The Hollywood star, who is also the envoy for the UN High Commissioner for Refugees, co-chaired the four-day summit in London with the British foreign secretary William Hague.
She addressed the extremely sensitive issue in front of more than 300 international government ministers.
“It is a myth that rape is an inevitable part of conflict,” she said. “There is nothing inevitable about it. It is a weapon of war aimed at civilians. It is nothing to do with sex, everything to do with power. It is done to torture and humiliate people, and often to very young children.”
Women in conflict zones not only suffer through death and destruction, but also face the very real threat of sexual violence.
“Rape is a conscious process of intimidation by which all men keep all women in a state of fear,”
says Susan Brownmiller in Against Our Will: Men, Women and Rape.
Perhaps no one can describe sexual violence against women in times of conflict better than Susan, who is the first historian to research and document an overview of rape in war.
"War provides men with the perfect psychological backdrop to give vent to their contempt for women. The maleness of the military—the brute power of weaponry exclusive to their hands, the spiritual bonding of men at arms, the manly discipline of orders given and orders obeyed, the simple logic of the hierarchical command—confirms for men what they long suspect—that women are peripheral to the world that counts," she writes.
From conflicts in Bosnia and Herzegovina to Peru, Kashmir, Palestine and Rwanda, females have been targeted for rape, imprisonment, torture, prostitution and human trafficking.
According to UNICEF, “Systematic rape is often used as a weapon of war in 'ethnic cleansing'.”
It goes on to detail such an event in history, “Teenage girls have been a particular target in Bosnia and Herzegovina and Croatia, according to The State of the World's Children 1996 report. The report also says that impregnated girls have been forced to bear 'the enemy's' child. “
United Nations Security Council has also noted that “women and girls are particularly targeted by the use of sexual violence, including as a tactic of war to humiliate, dominate, instill fear in, disperse and/or forcibly relocate civilian members of a community or ethnic group.”
And then there is the shame and stigma that the victim has to suffer; not to mention the psychological trauma and/or sexually transmitted diseases and infections.
“In some raids in Rwanda, virtually every adolescent girl who survived an attack by the militia was subsequently raped.
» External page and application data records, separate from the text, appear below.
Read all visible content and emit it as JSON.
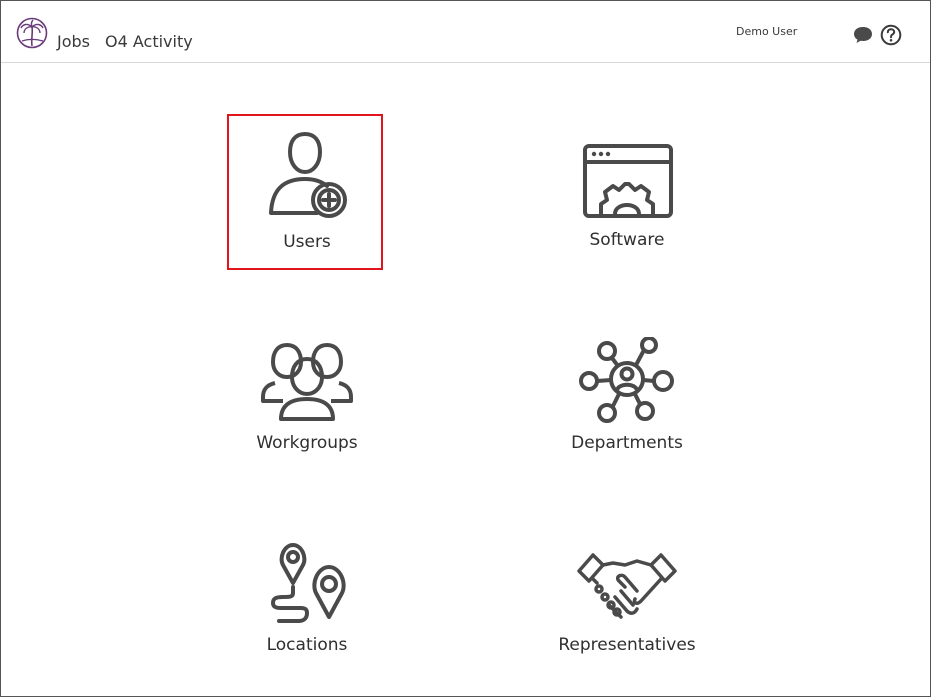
{
  "header": {
    "nav": {
      "jobs": "Jobs",
      "activity": "O4 Activity"
    },
    "user_name": "Demo User",
    "icons": [
      "palm-tree-logo",
      "chat-icon",
      "help-icon"
    ]
  },
  "tiles": [
    {
      "label": "Users",
      "icon": "user-add-icon",
      "selected": true
    },
    {
      "label": "Software",
      "icon": "software-gear-window-icon",
      "selected": false
    },
    {
      "label": "Workgroups",
      "icon": "group-people-icon",
      "selected": false
    },
    {
      "label": "Departments",
      "icon": "department-network-icon",
      "selected": false
    },
    {
      "label": "Locations",
      "icon": "map-pins-route-icon",
      "selected": false
    },
    {
      "label": "Representatives",
      "icon": "handshake-icon",
      "selected": false
    }
  ],
  "colors": {
    "selection_border": "#e0141a",
    "icon_stroke": "#4a4a4a",
    "logo": "#6b3a7a"
  }
}
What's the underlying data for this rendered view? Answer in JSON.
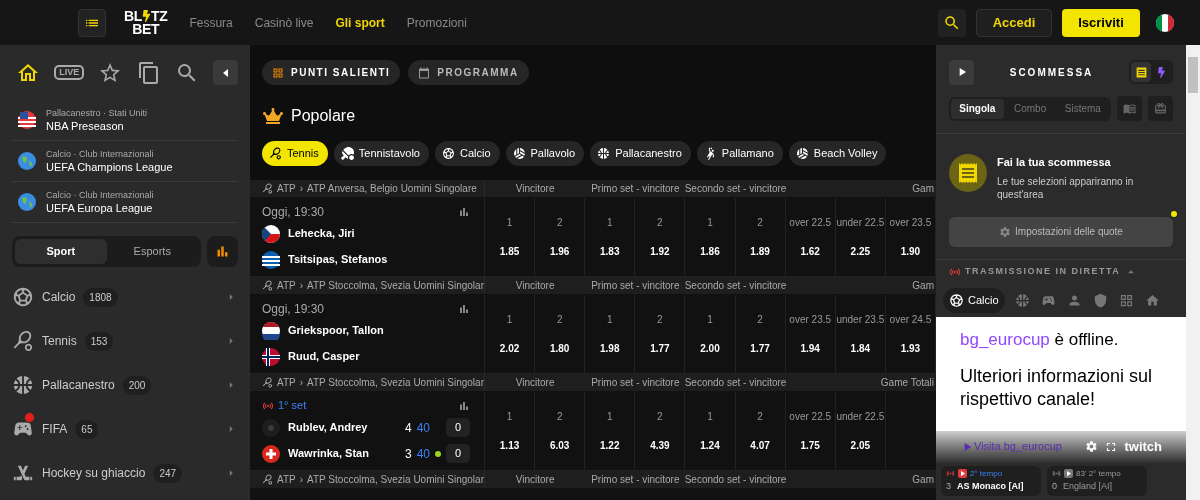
{
  "header": {
    "logo": {
      "top_left": "BL",
      "top_right": "TZ",
      "bottom": "BET"
    },
    "nav": [
      {
        "label": "Fessura",
        "selected": false
      },
      {
        "label": "Casinò live",
        "selected": false
      },
      {
        "label": "Gli sport",
        "selected": true
      },
      {
        "label": "Promozioni",
        "selected": false
      }
    ],
    "login": "Accedi",
    "register": "Iscriviti"
  },
  "sidebar": {
    "quick_nav": [
      {
        "selected": true
      },
      {
        "label": "LIVE",
        "selected": false
      },
      {
        "selected": false
      },
      {
        "selected": false
      },
      {
        "selected": false
      }
    ],
    "leagues": [
      {
        "kind": "us",
        "category": "Pallacanestro · Stati Uniti",
        "name": "NBA Preseason"
      },
      {
        "kind": "globe",
        "category": "Calcio · Club Internazionali",
        "name": "UEFA Champions League"
      },
      {
        "kind": "globe",
        "category": "Calcio · Club Internazionali",
        "name": "UEFA Europa League"
      }
    ],
    "tabs": [
      {
        "label": "Sport",
        "selected": true
      },
      {
        "label": "Esports",
        "selected": false
      }
    ],
    "sports": [
      {
        "name": "Calcio",
        "count": "1808",
        "hot": false
      },
      {
        "name": "Tennis",
        "count": "153",
        "hot": false
      },
      {
        "name": "Pallacanestro",
        "count": "200",
        "hot": false
      },
      {
        "name": "FIFA",
        "count": "65",
        "hot": true
      },
      {
        "name": "Hockey su ghiaccio",
        "count": "247",
        "hot": false
      }
    ]
  },
  "main": {
    "views": [
      {
        "label": "PUNTI SALIENTI",
        "selected": true
      },
      {
        "label": "PROGRAMMA",
        "selected": false
      }
    ],
    "heading": "Popolare",
    "chips": [
      {
        "label": "Tennis",
        "selected": true
      },
      {
        "label": "Tennistavolo",
        "selected": false
      },
      {
        "label": "Calcio",
        "selected": false
      },
      {
        "label": "Pallavolo",
        "selected": false
      },
      {
        "label": "Pallacanestro",
        "selected": false
      },
      {
        "label": "Pallamano",
        "selected": false
      },
      {
        "label": "Beach Volley",
        "selected": false
      }
    ],
    "sections": [
      {
        "category": "ATP",
        "separator": "›",
        "tournament": "ATP Anversa, Belgio Uomini Singolare",
        "markets": [
          "Vincitore",
          "Primo set - vincitore",
          "Secondo set - vincitore",
          "Gam"
        ],
        "match": {
          "live": false,
          "time": "Oggi, 19:30",
          "players": [
            {
              "kind": "cz",
              "name": "Lehecka, Jiri"
            },
            {
              "kind": "gr",
              "name": "Tsitsipas, Stefanos"
            }
          ],
          "odds": [
            {
              "label": "1",
              "value": "1.85"
            },
            {
              "label": "2",
              "value": "1.96"
            },
            {
              "label": "1",
              "value": "1.83"
            },
            {
              "label": "2",
              "value": "1.92"
            },
            {
              "label": "1",
              "value": "1.86"
            },
            {
              "label": "2",
              "value": "1.89"
            },
            {
              "label": "over 22.5",
              "value": "1.62"
            },
            {
              "label": "under 22.5",
              "value": "2.25"
            },
            {
              "label": "over 23.5",
              "value": "1.90"
            }
          ]
        }
      },
      {
        "category": "ATP",
        "separator": "›",
        "tournament": "ATP Stoccolma, Svezia Uomini Singolar",
        "markets": [
          "Vincitore",
          "Primo set - vincitore",
          "Secondo set - vincitore",
          "Gam"
        ],
        "match": {
          "live": false,
          "time": "Oggi, 19:30",
          "players": [
            {
              "kind": "nl",
              "name": "Griekspoor, Tallon"
            },
            {
              "kind": "no",
              "name": "Ruud, Casper"
            }
          ],
          "odds": [
            {
              "label": "1",
              "value": "2.02"
            },
            {
              "label": "2",
              "value": "1.80"
            },
            {
              "label": "1",
              "value": "1.98"
            },
            {
              "label": "2",
              "value": "1.77"
            },
            {
              "label": "1",
              "value": "2.00"
            },
            {
              "label": "2",
              "value": "1.77"
            },
            {
              "label": "over 23.5",
              "value": "1.94"
            },
            {
              "label": "under 23.5",
              "value": "1.84"
            },
            {
              "label": "over 24.5",
              "value": "1.93"
            }
          ]
        }
      },
      {
        "category": "ATP",
        "separator": "›",
        "tournament": "ATP Stoccolma, Svezia Uomini Singolar",
        "markets": [
          "Vincitore",
          "Primo set - vincitore",
          "Secondo set - vincitore",
          "Game Totali"
        ],
        "match": {
          "live": true,
          "time": "1° set",
          "players": [
            {
              "kind": "none",
              "name": "Rublev, Andrey",
              "games": "4",
              "points": "40",
              "serving": false,
              "sets": "0"
            },
            {
              "kind": "ch",
              "name": "Wawrinka, Stan",
              "games": "3",
              "points": "40",
              "serving": true,
              "sets": "0"
            }
          ],
          "odds": [
            {
              "label": "1",
              "value": "1.13"
            },
            {
              "label": "2",
              "value": "6.03"
            },
            {
              "label": "1",
              "value": "1.22"
            },
            {
              "label": "2",
              "value": "4.39"
            },
            {
              "label": "1",
              "value": "1.24"
            },
            {
              "label": "2",
              "value": "4.07"
            },
            {
              "label": "over 22.5",
              "value": "1.75"
            },
            {
              "label": "under 22.5",
              "value": "2.05"
            }
          ]
        }
      },
      {
        "category": "ATP",
        "separator": "›",
        "tournament": "ATP Stoccolma, Svezia Uomini Singolar",
        "markets": [
          "Vincitore",
          "Primo set - vincitore",
          "Secondo set - vincitore",
          "Gam"
        ]
      }
    ]
  },
  "betslip": {
    "title": "SCOMMESSA",
    "modes": [
      {
        "selected": true
      },
      {
        "selected": false
      }
    ],
    "tabs": [
      {
        "label": "Singola",
        "selected": true
      },
      {
        "label": "Combo",
        "selected": false
      },
      {
        "label": "Sistema",
        "selected": false
      }
    ],
    "empty_title": "Fai la tua scommessa",
    "empty_text": "Le tue selezioni appariranno in quest'area",
    "settings": "Impostazioni delle quote",
    "settings_notice": true,
    "stream_title": "TRASMISSIONE IN DIRETTA",
    "stream_sports": [
      {
        "label": "Calcio",
        "selected": true
      },
      {
        "selected": false
      },
      {
        "selected": false
      },
      {
        "selected": false
      },
      {
        "selected": false
      },
      {
        "selected": false
      },
      {
        "selected": false
      }
    ],
    "player": {
      "channel": "bg_eurocup",
      "status": "è offline.",
      "message": "Ulteriori informazioni sul rispettivo canale!",
      "visit": "Visita bg_eurocup",
      "brand": "twitch"
    },
    "live_cards": [
      {
        "active": true,
        "period": "2° tempo",
        "score": "3",
        "team": "AS Monaco [AI]"
      },
      {
        "active": false,
        "period": "83' 2° tempo",
        "score": "0",
        "team": "England [AI]"
      }
    ]
  }
}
Many of those who became pregnant were ostracized by their families and communities. Some abandoned their babies; others committed suicide,” said the UN report.
Addressing the very issue, Jolie said,"We must send a message across the world that there is no disgrace in being a survivor of sexual violence - the shame is on the aggressor."
The summit will hopefully bring much needed attention to this perturbing issue. The intention, as Mr. Hague said, “Is to draw up a “new international protocol” for the prosecution of rape and sexual abuse in times of conflict.
However, there has been a lot of talk over this horrifying crime, and it is about time that all the talk is followed by definitive action.
Here’s hoping it’s sooner rather than later.